Though Black males with internalized self-image problems had shorter telomeres, Black males with positive attitudes had longer ones.
“African-American men who have more positive views of their racial group may be buffered from the negative impact of racial discrimination,” Chae said. “In contrast, those who have internalized an anti-Black bias may be less able to cope with racist experiences, which may result in greater stress and shorter telomeres.”
The results come around extensive media coverage of issues like stop and frisk and store profiling.

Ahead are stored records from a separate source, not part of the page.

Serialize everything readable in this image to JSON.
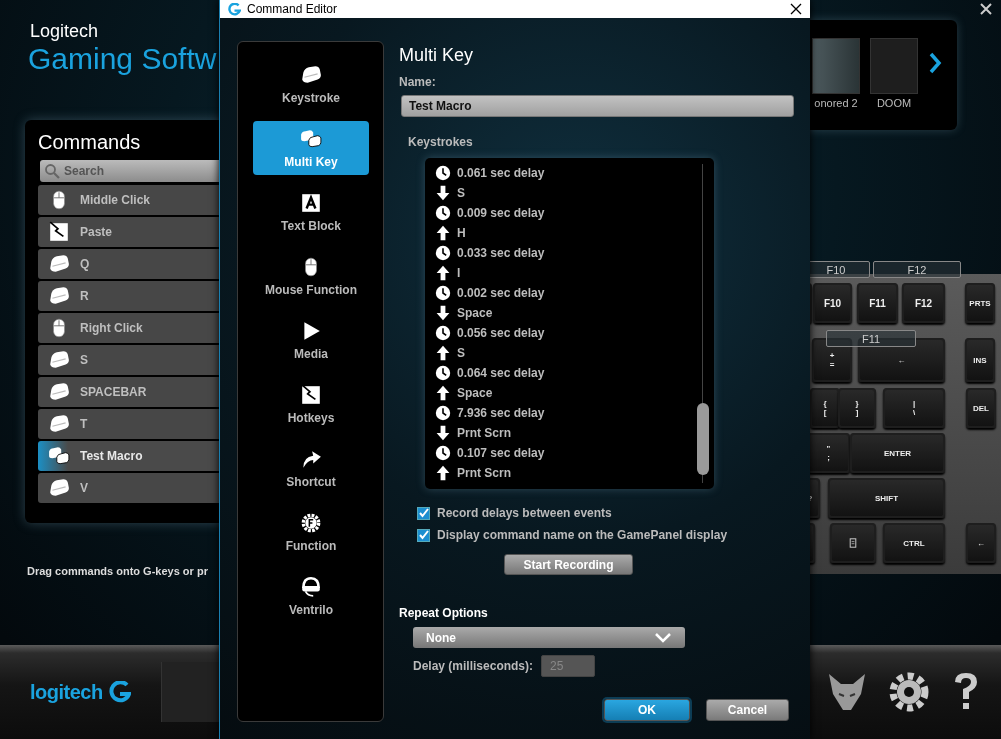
{
  "app": {
    "brand": "Logitech",
    "title": "Gaming Softw"
  },
  "commands": {
    "title": "Commands",
    "search": {
      "placeholder": "Search"
    },
    "items": [
      {
        "label": "Middle Click",
        "kind": "mouse",
        "selected": false
      },
      {
        "label": "Paste",
        "kind": "hotkey",
        "selected": false
      },
      {
        "label": "Q",
        "kind": "key",
        "selected": false
      },
      {
        "label": "R",
        "kind": "key",
        "selected": false
      },
      {
        "label": "Right Click",
        "kind": "mouse",
        "selected": false
      },
      {
        "label": "S",
        "kind": "key",
        "selected": false
      },
      {
        "label": "SPACEBAR",
        "kind": "key",
        "selected": false
      },
      {
        "label": "T",
        "kind": "key",
        "selected": false
      },
      {
        "label": "Test Macro",
        "kind": "multikey",
        "selected": true
      },
      {
        "label": "V",
        "kind": "key",
        "selected": false
      }
    ],
    "hint": "Drag commands onto G-keys or pr"
  },
  "profiles": [
    {
      "label": "onored 2",
      "selected": false
    },
    {
      "label": "DOOM",
      "selected": false
    }
  ],
  "keyboard": {
    "callouts": [
      "F10",
      "F12",
      "F11"
    ],
    "keys": [
      {
        "kind": "blank"
      },
      {
        "kind": "key",
        "top": "F10"
      },
      {
        "kind": "key",
        "top": "F11"
      },
      {
        "kind": "key",
        "top": "F12"
      },
      {
        "kind": "key",
        "top": "PRTS"
      },
      {
        "kind": "blank"
      },
      {
        "kind": "key",
        "top": "+",
        "bottom": "="
      },
      {
        "kind": "key",
        "top": "←"
      },
      {
        "kind": "key",
        "top": "INS"
      },
      {
        "kind": "key",
        "top": "{",
        "bottom": "["
      },
      {
        "kind": "key",
        "top": "}",
        "bottom": "]"
      },
      {
        "kind": "key",
        "top": "|",
        "bottom": "\\"
      },
      {
        "kind": "key",
        "top": "DEL"
      },
      {
        "kind": "key",
        "top": "\"",
        "bottom": ";"
      },
      {
        "kind": "key",
        "top": "ENTER"
      },
      {
        "kind": "key",
        "top": "?"
      },
      {
        "kind": "key",
        "top": "SHIFT"
      },
      {
        "kind": "blank"
      },
      {
        "kind": "menu"
      },
      {
        "kind": "key",
        "top": "CTRL"
      },
      {
        "kind": "key",
        "top": "←"
      }
    ]
  },
  "footer": {
    "logo": "logitech"
  },
  "dialog": {
    "title": "Command Editor",
    "types": [
      {
        "label": "Keystroke",
        "kind": "key",
        "selected": false
      },
      {
        "label": "Multi Key",
        "kind": "multikey",
        "selected": true
      },
      {
        "label": "Text Block",
        "kind": "text",
        "selected": false
      },
      {
        "label": "Mouse Function",
        "kind": "mouse",
        "selected": false
      },
      {
        "label": "Media",
        "kind": "media",
        "selected": false
      },
      {
        "label": "Hotkeys",
        "kind": "hotkey",
        "selected": false
      },
      {
        "label": "Shortcut",
        "kind": "shortcut",
        "selected": false
      },
      {
        "label": "Function",
        "kind": "function",
        "selected": false
      },
      {
        "label": "Ventrilo",
        "kind": "headset",
        "selected": false
      }
    ],
    "heading": "Multi Key",
    "name_label": "Name:",
    "name_value": "Test Macro",
    "keystrokes_label": "Keystrokes",
    "keystrokes": [
      {
        "kind": "delay",
        "text": "0.061 sec delay"
      },
      {
        "kind": "down",
        "text": "S"
      },
      {
        "kind": "delay",
        "text": "0.009 sec delay"
      },
      {
        "kind": "up",
        "text": "H"
      },
      {
        "kind": "delay",
        "text": "0.033 sec delay"
      },
      {
        "kind": "up",
        "text": "I"
      },
      {
        "kind": "delay",
        "text": "0.002 sec delay"
      },
      {
        "kind": "down",
        "text": "Space"
      },
      {
        "kind": "delay",
        "text": "0.056 sec delay"
      },
      {
        "kind": "up",
        "text": "S"
      },
      {
        "kind": "delay",
        "text": "0.064 sec delay"
      },
      {
        "kind": "up",
        "text": "Space"
      },
      {
        "kind": "delay",
        "text": "7.936 sec delay"
      },
      {
        "kind": "down",
        "text": "Prnt Scrn"
      },
      {
        "kind": "delay",
        "text": "0.107 sec delay"
      },
      {
        "kind": "up",
        "text": "Prnt Scrn"
      }
    ],
    "options": [
      {
        "label": "Record delays between events",
        "checked": true
      },
      {
        "label": "Display command name on the GamePanel display",
        "checked": true
      }
    ],
    "record_button": "Start Recording",
    "repeat": {
      "label": "Repeat Options",
      "value": "None",
      "delay_label": "Delay (milliseconds):",
      "delay_value": "25"
    },
    "buttons": [
      {
        "label": "OK",
        "kind": "primary"
      },
      {
        "label": "Cancel",
        "kind": "secondary"
      }
    ]
  }
}
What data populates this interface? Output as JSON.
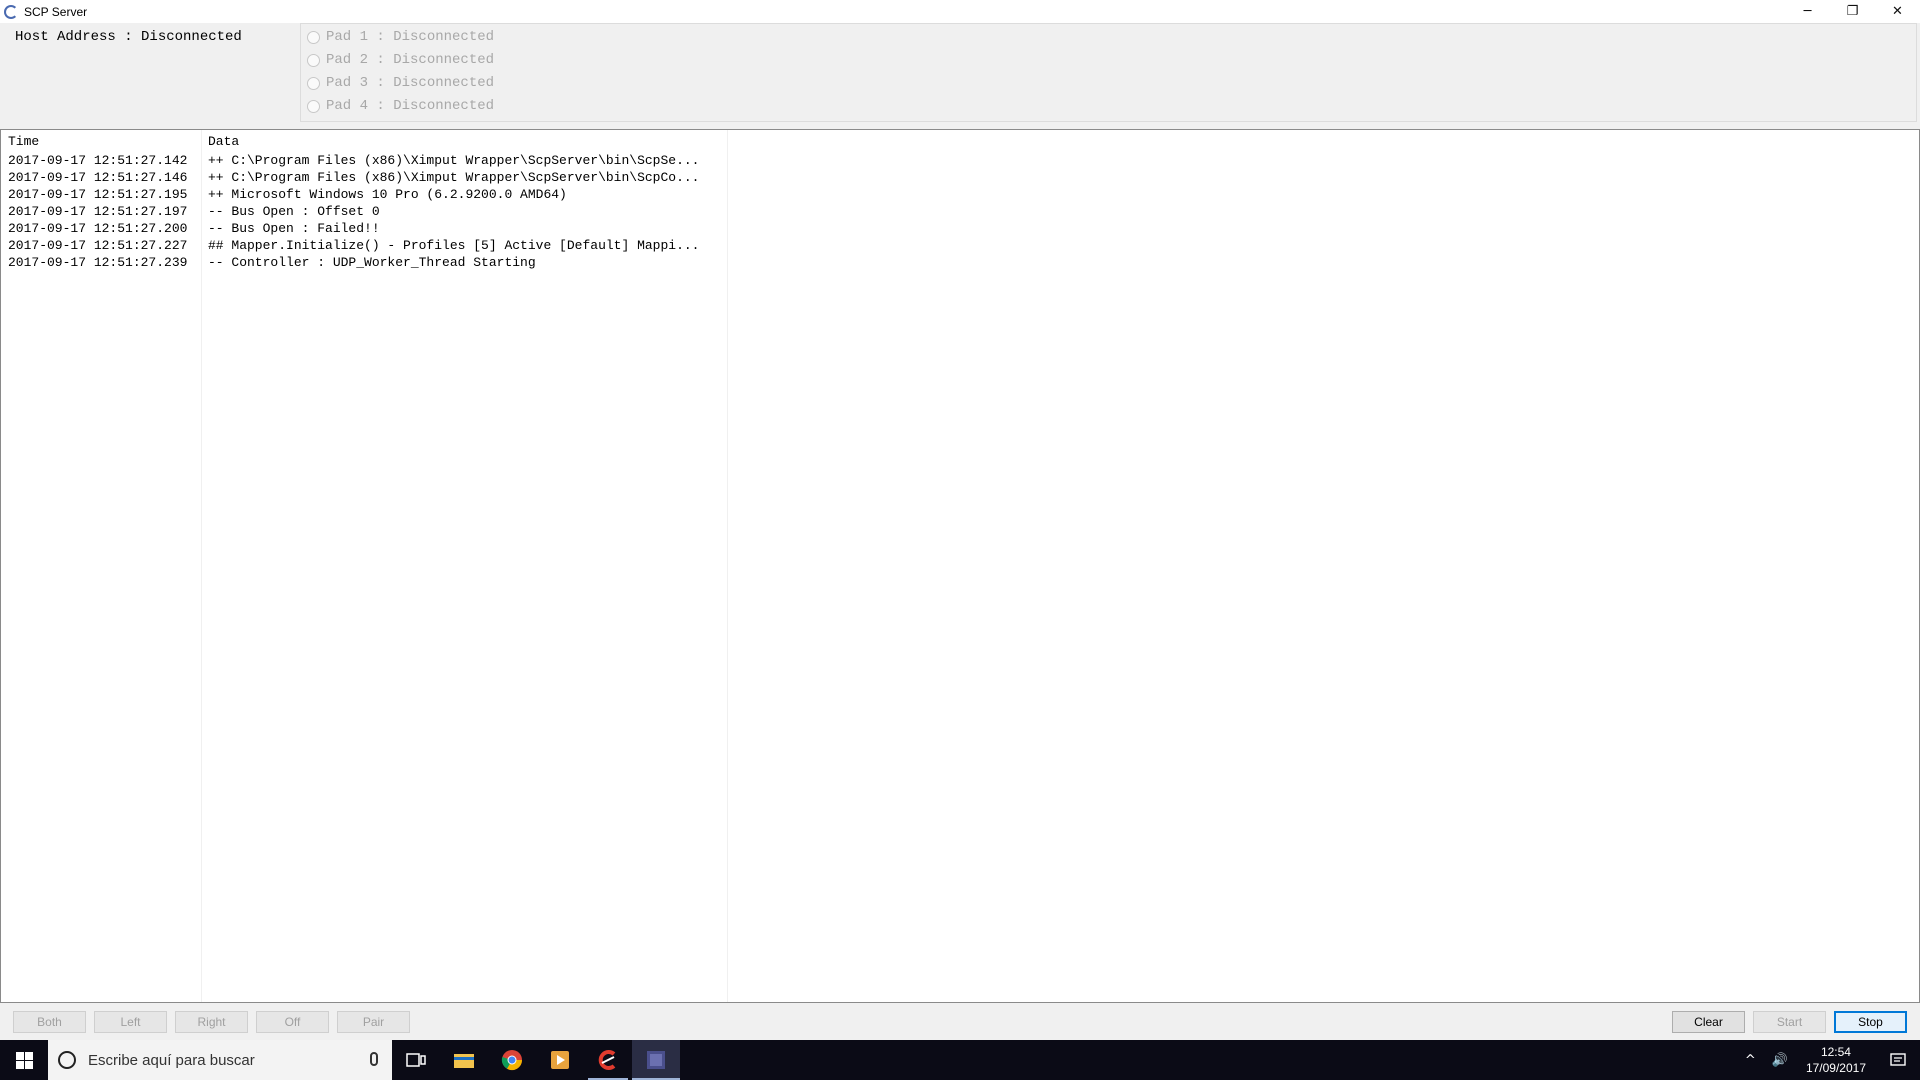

Respondents most-commonly reported police discrimination, followed by employment discrimination, in the study.
Chae warned that there is a need to follow the participants over time to ensure the findings.
“Despite the limitations of our study, we contribute to a growing body of research showing that social toxins disproportionately impacting African-American men are harmful to health,” he said. “Our findings suggest that racism literally makes people old.”